group by
substring(Query1_0_tab_oqpTabStream4.c11 from 1 for 3)

That’s a lot of effort for a simple substring.

Instead they could have used a Report Expression. On the crosstab node change the Source Type from Data Item Value to Report Expression. Use the expression: substring([Query1].[KPI – Long Name],1,3) remembering to add Long Name to the properties of that row.

When Cognos executes the report the MDX is untouched. Cognos will only execute the substring function when it draws the results on the crosstab. This allows for much more efficient reports, while still providing you with the results you expect.

Running-total on a cube

The concept of a running-total is relational concept.  Since a relational table can be visualized in only two dimensions it is very easy to understand and visualize running and moving aggregates.

A multidimensional data source, on the other hand, is more complex.  You might want the running aggregate on one dimension but not another. When attempting to use the running aggregate functions on a cube you cannot guarantee consistent results, drilldowns might behave unexpectedly, and the entire processing time is increased as the resultset must be processed locally.

Fortunately running and moving aggregates can be handled with purely dimensional functions.

Consider the following request. A line graph that shows the running total of sales for the current and previous years.  The ordinal axis shows all months of the current year.

To start create a new line graph report.  Create a Query Calculation in the Category area with the following expression (replacing with correct values from your own cube):

descendants ([Cube].[Date].[Date].[Year]->:[PC].[@MEMBER].[20100101-20101231],[Cube].[Date].[Date].[Month] )

This will return the Month descendants of 2010  (see a previous post on a better way of finding the current year).

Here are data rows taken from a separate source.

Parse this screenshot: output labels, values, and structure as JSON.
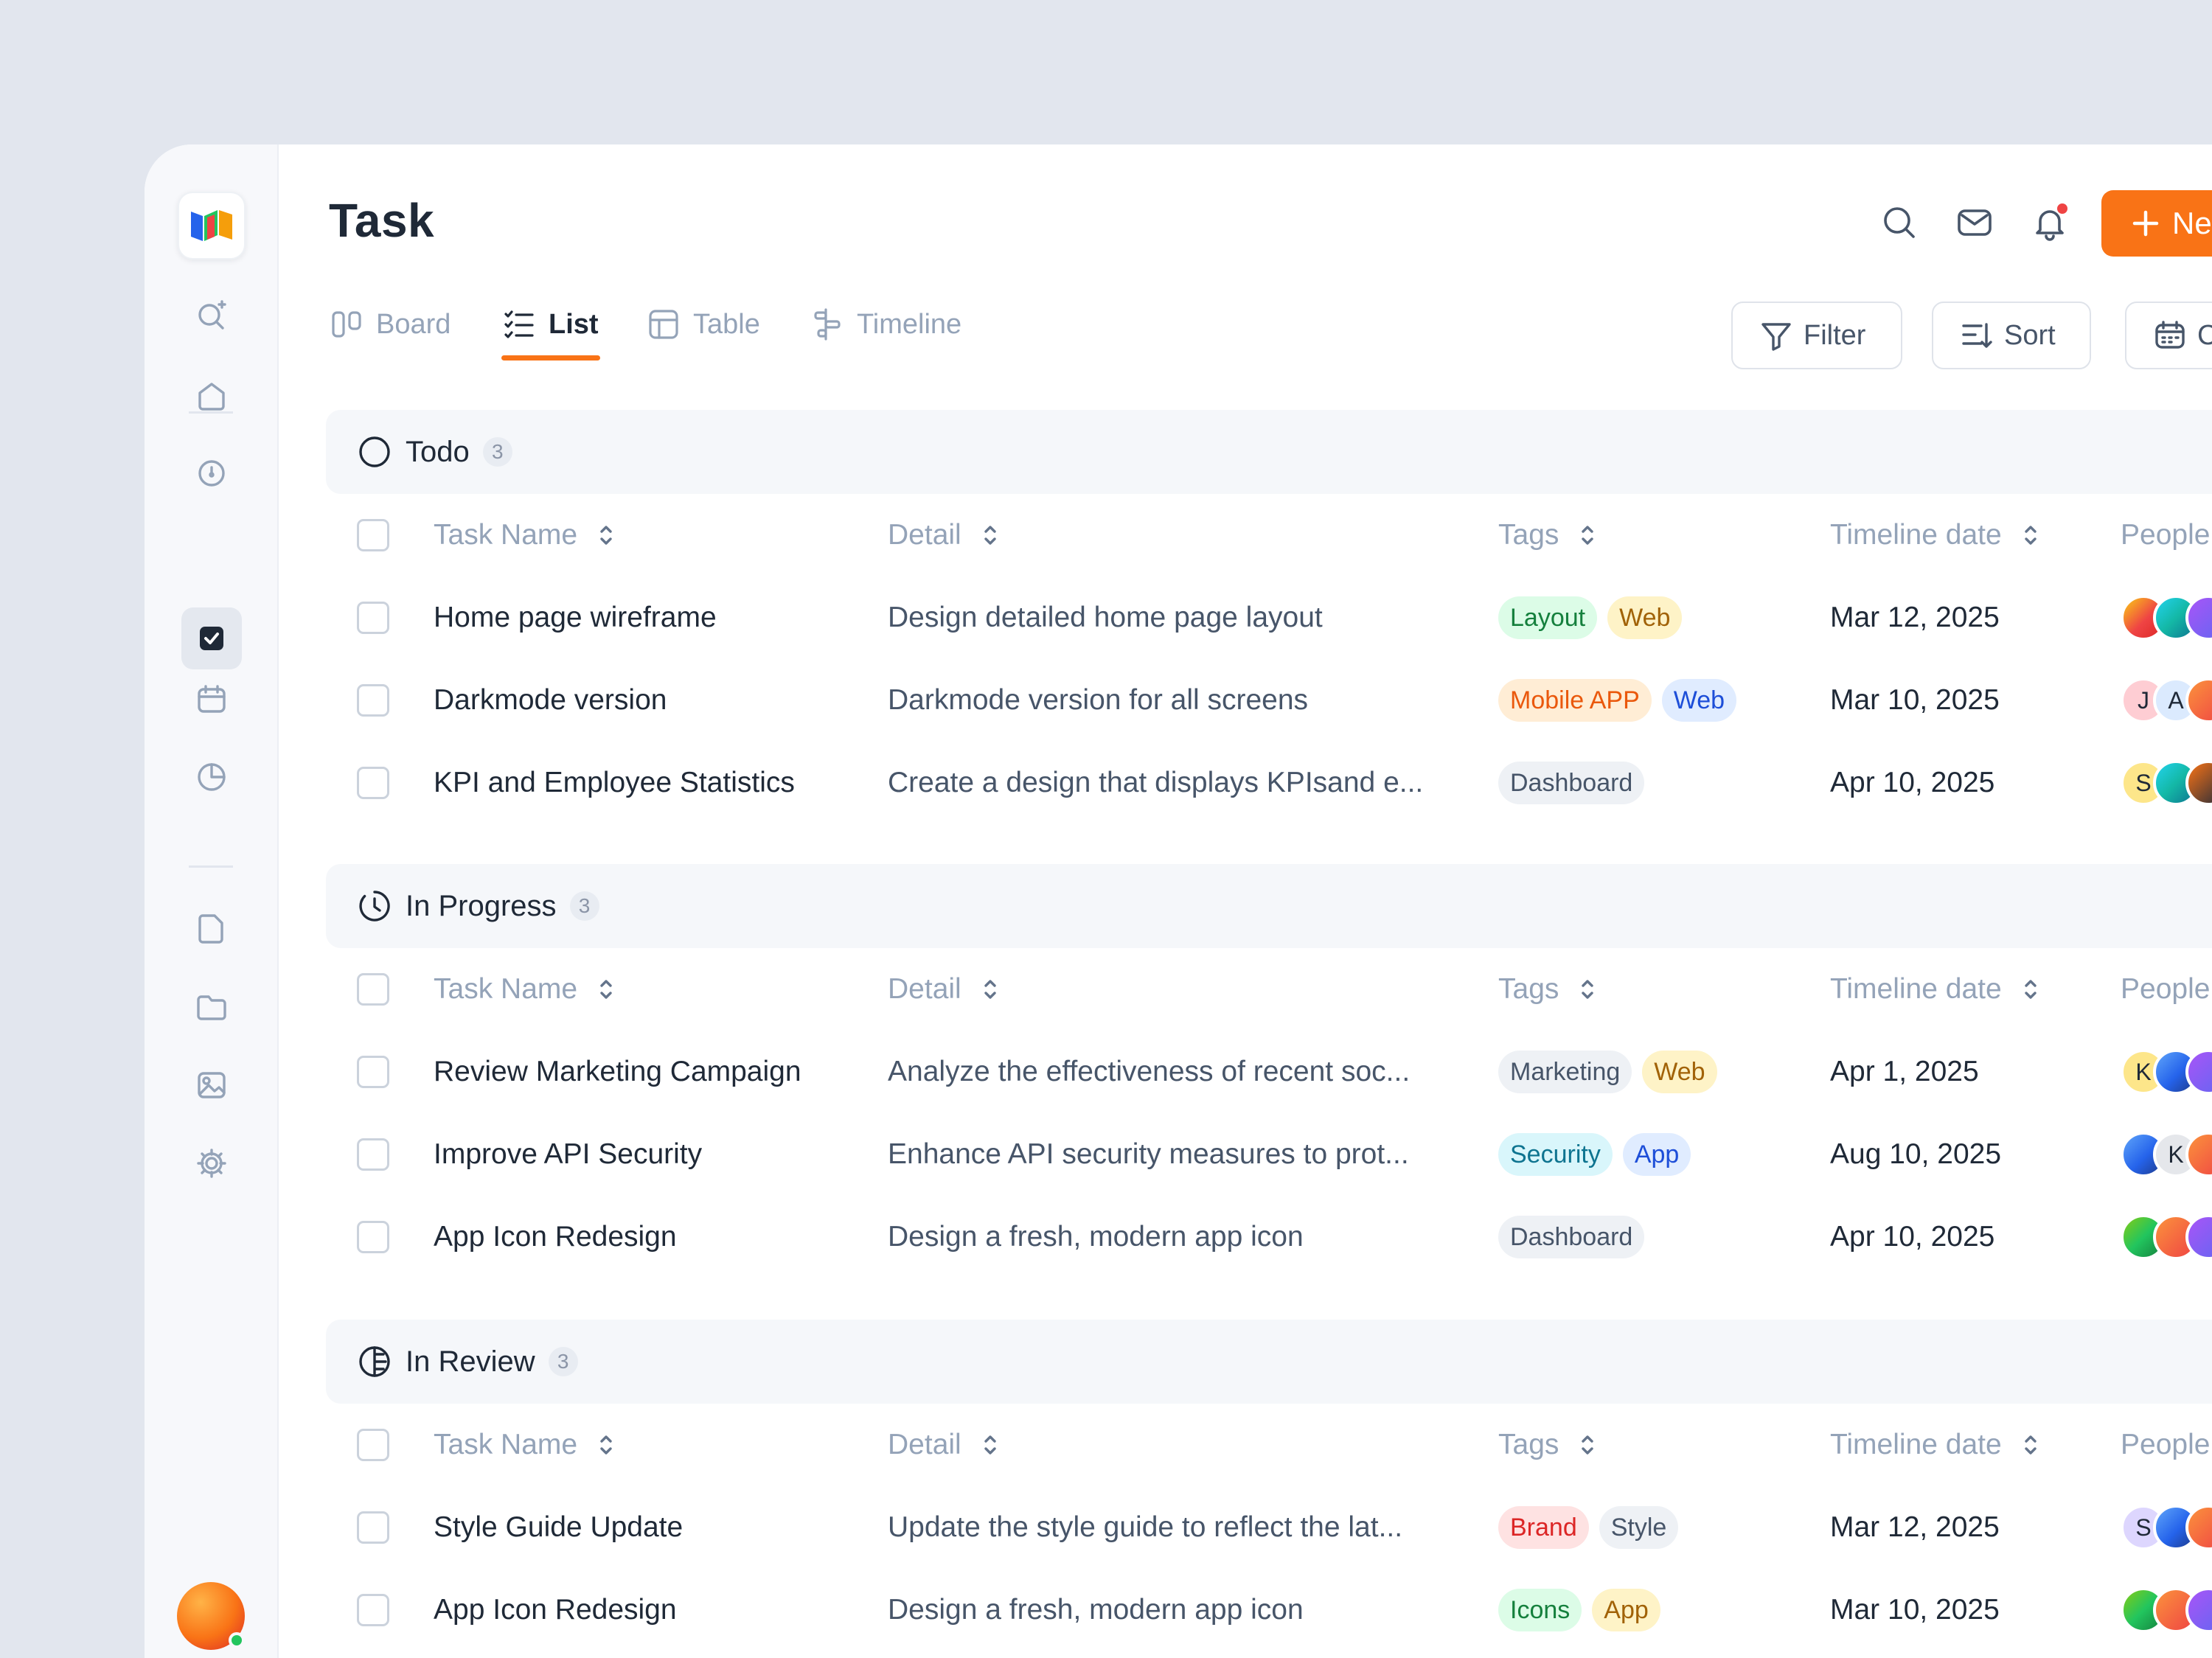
{
  "page": {
    "title": "Task"
  },
  "header": {
    "new_label": "Ne"
  },
  "tabs": [
    {
      "label": "Board",
      "icon": "board-icon"
    },
    {
      "label": "List",
      "icon": "list-icon"
    },
    {
      "label": "Table",
      "icon": "table-icon"
    },
    {
      "label": "Timeline",
      "icon": "timeline-icon"
    }
  ],
  "toolbar": {
    "filter_label": "Filter",
    "sort_label": "Sort",
    "calendar_label": "C"
  },
  "columns": {
    "name": "Task Name",
    "detail": "Detail",
    "tags": "Tags",
    "date": "Timeline date",
    "people": "People"
  },
  "groups": [
    {
      "name": "Todo",
      "count": "3",
      "rows": [
        {
          "name": "Home page wireframe",
          "detail": "Design detailed home page layout",
          "tags": [
            "Layout",
            "Web"
          ],
          "date": "Mar 12, 2025"
        },
        {
          "name": "Darkmode version",
          "detail": "Darkmode version for all screens",
          "tags": [
            "Mobile APP",
            "Web"
          ],
          "date": "Mar 10, 2025",
          "people": [
            "J",
            "A"
          ]
        },
        {
          "name": "KPI and Employee Statistics",
          "detail": "Create a design that displays KPIsand e...",
          "tags": [
            "Dashboard"
          ],
          "date": "Apr 10, 2025",
          "people": [
            "S"
          ]
        }
      ]
    },
    {
      "name": "In Progress",
      "count": "3",
      "rows": [
        {
          "name": "Review Marketing Campaign",
          "detail": "Analyze the effectiveness of recent soc...",
          "tags": [
            "Marketing",
            "Web"
          ],
          "date": "Apr 1, 2025",
          "people": [
            "K"
          ]
        },
        {
          "name": "Improve API Security",
          "detail": "Enhance API security measures to prot...",
          "tags": [
            "Security",
            "App"
          ],
          "date": "Aug 10, 2025",
          "people": [
            "K"
          ]
        },
        {
          "name": "App Icon Redesign",
          "detail": "Design a fresh, modern app icon",
          "tags": [
            "Dashboard"
          ],
          "date": "Apr 10, 2025"
        }
      ]
    },
    {
      "name": "In Review",
      "count": "3",
      "rows": [
        {
          "name": "Style Guide Update",
          "detail": "Update the style guide to reflect the lat...",
          "tags": [
            "Brand",
            "Style"
          ],
          "date": "Mar 12, 2025",
          "people": [
            "S"
          ]
        },
        {
          "name": "App Icon Redesign",
          "detail": "Design a fresh, modern app icon",
          "tags": [
            "Icons",
            "App"
          ],
          "date": "Mar 10, 2025"
        }
      ]
    }
  ],
  "colors": {
    "accent": "#f97316",
    "notification": "#ef4444",
    "online": "#22c55e"
  }
}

Create a Query Expression in the series with the following expression:

total([Cube].[Measures].[Sales] within set periodsToDate([Cube].[Date].[Date].[Year],currentMember([Cube].[Date].[Date])))

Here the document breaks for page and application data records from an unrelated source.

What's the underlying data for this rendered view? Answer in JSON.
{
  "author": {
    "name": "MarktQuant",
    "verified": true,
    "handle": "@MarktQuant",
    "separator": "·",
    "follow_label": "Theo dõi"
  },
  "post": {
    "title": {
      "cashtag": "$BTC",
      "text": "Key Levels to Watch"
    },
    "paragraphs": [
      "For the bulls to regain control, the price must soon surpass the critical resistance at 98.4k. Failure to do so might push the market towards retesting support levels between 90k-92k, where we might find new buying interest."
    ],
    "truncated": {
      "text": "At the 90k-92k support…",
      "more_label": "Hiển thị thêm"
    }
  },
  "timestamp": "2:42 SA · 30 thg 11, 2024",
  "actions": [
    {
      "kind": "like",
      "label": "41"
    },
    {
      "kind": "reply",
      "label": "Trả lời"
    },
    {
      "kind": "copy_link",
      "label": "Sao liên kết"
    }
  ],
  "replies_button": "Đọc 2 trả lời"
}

Run the report. If all goes well you should see the line growing as expected.

It is important to understand the mechanism. The expression in the series is processed for each item in the ordinal axis.  The currentMember function will take the member that’s being evaluated. So far January 1 the expression would appear as:

total([Cube].[Measures].[Sales] within set periodsToDate([Cube].[Date].[Date].[Year],[Cube].[Date].[Date].[Month]->:[PC].[@MEMBER].[20100101-20100131]))

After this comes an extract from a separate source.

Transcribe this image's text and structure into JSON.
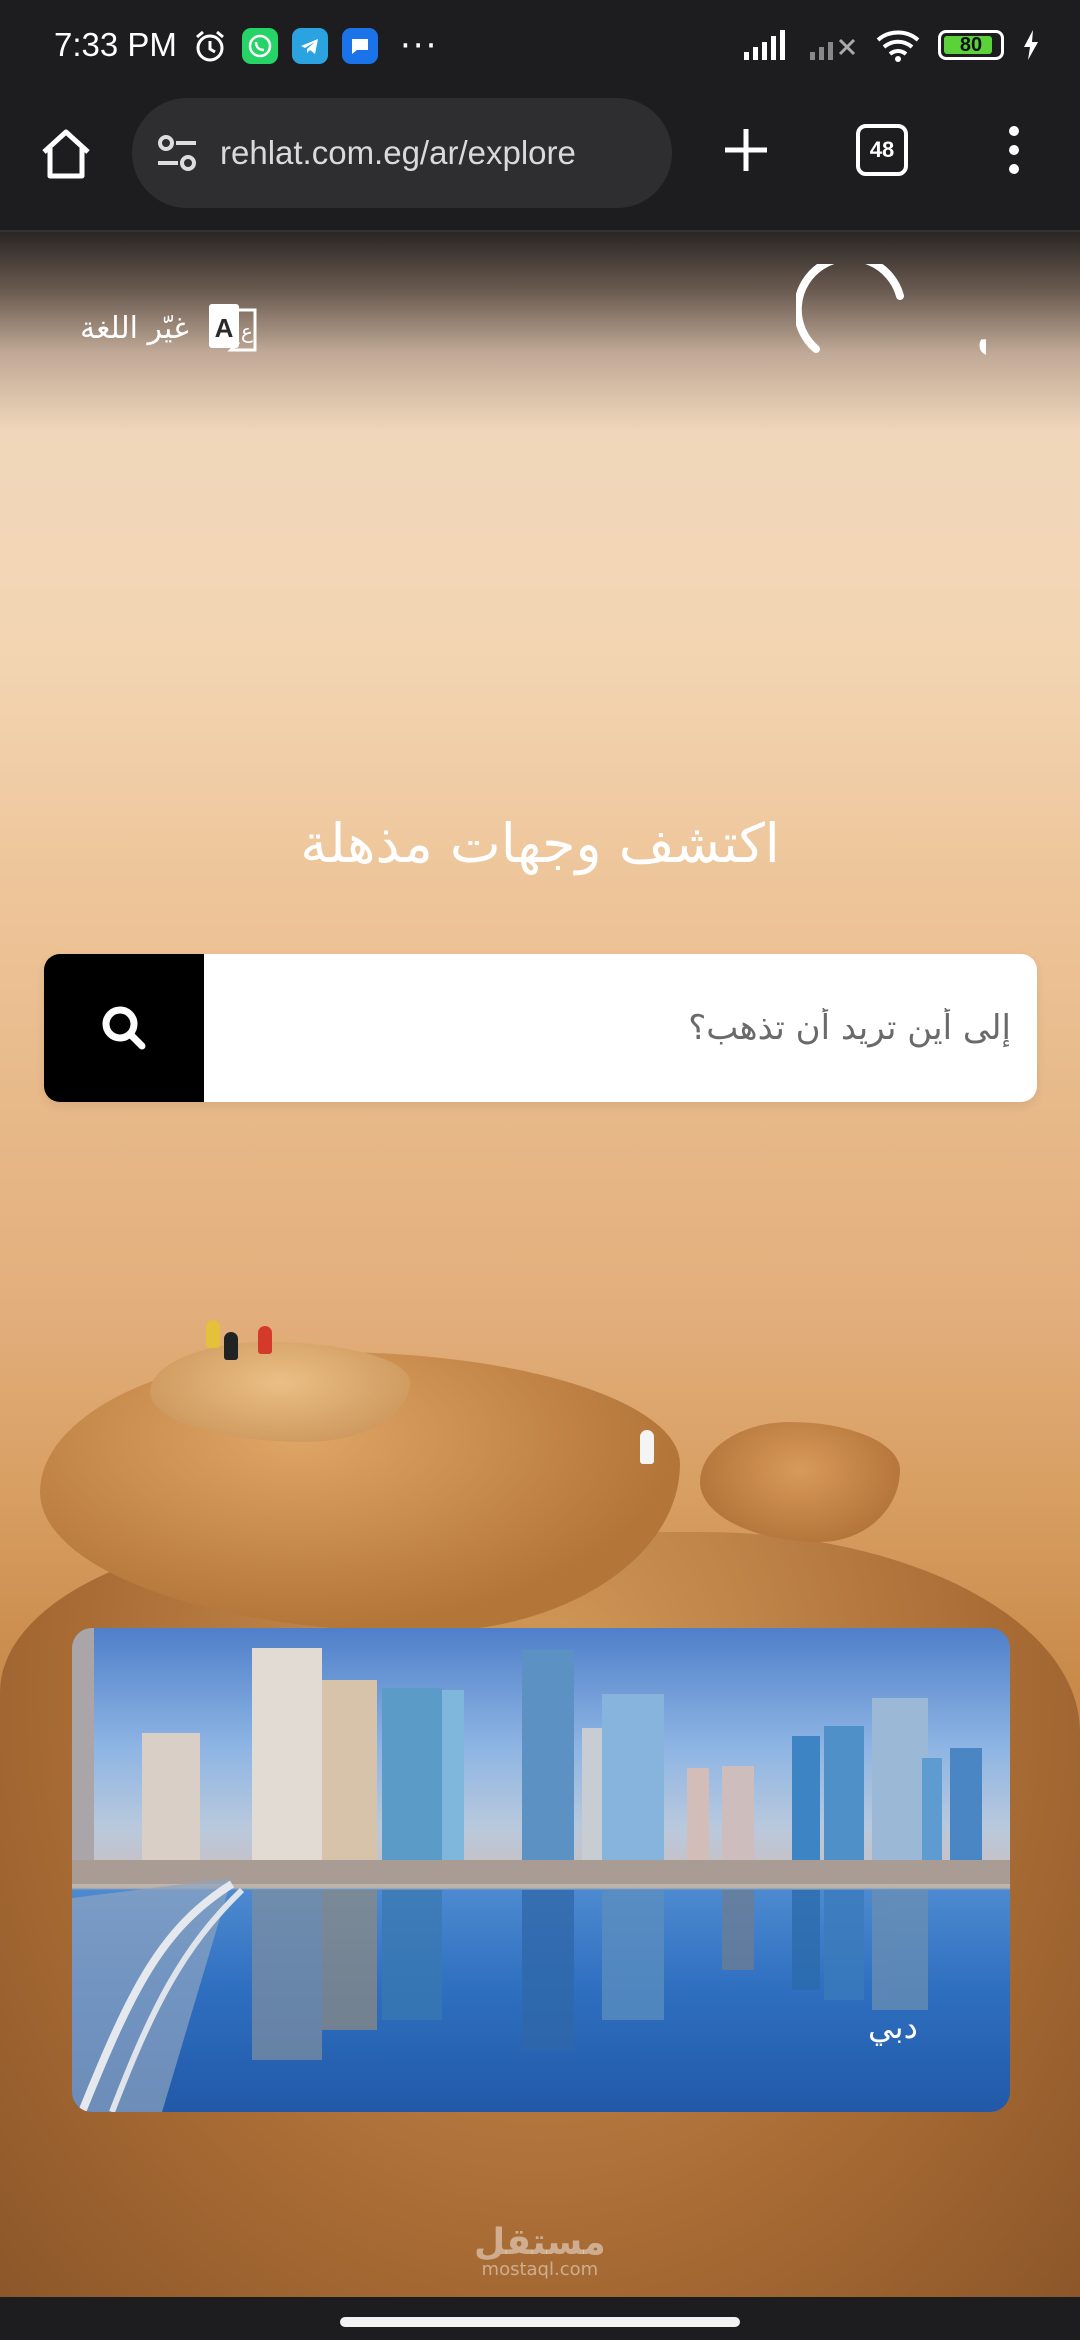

When it gets to the October category it will appear as:

total([Cube].[Measures].[Sales] within set periodsToDate([Cube].[Date].[Date].[Year],[Cube].[Date].[Date].[Month]->:[PC].[@MEMBER].[20101001-20101031]))

The periodsToDate function will take the member and create a set of members starting with the first member in the specified level to the member being evaluated.  October/2010 would return the set: January/2010, February/2010, March/2010, April/2010, May/2010, June/2010, July/2010, August/2010, September/2010, October/2010.

The next demand is to see the running total for the previous year.  In a relational database you might do this with an outer join. Here it’s just a logical extension of the same expression.

total([Cube].[Measures].[Actual] within set periodsToDate([Cube].[Date].[Date].[Year],parallelPeriod([Cube].[Date].[Date].[Year],1,currentMember([Cube].[Date].[Date]))))

This is essentially the same expression, with the parallelPeriod function wrapping the currentMember.

The same concept can be used for moving totals. Instead of the periodsToDate function, you would use lastPeriods().

total([Cube].[Measures].[Sales] within set lastPeriods (5, currentMember([Cube].[Date].[Date])))

This will always create a total for a set of 5 members ending with the member being evaluated.

Here’s a small challenge. Knowing this, how do you do a running-total in reverse?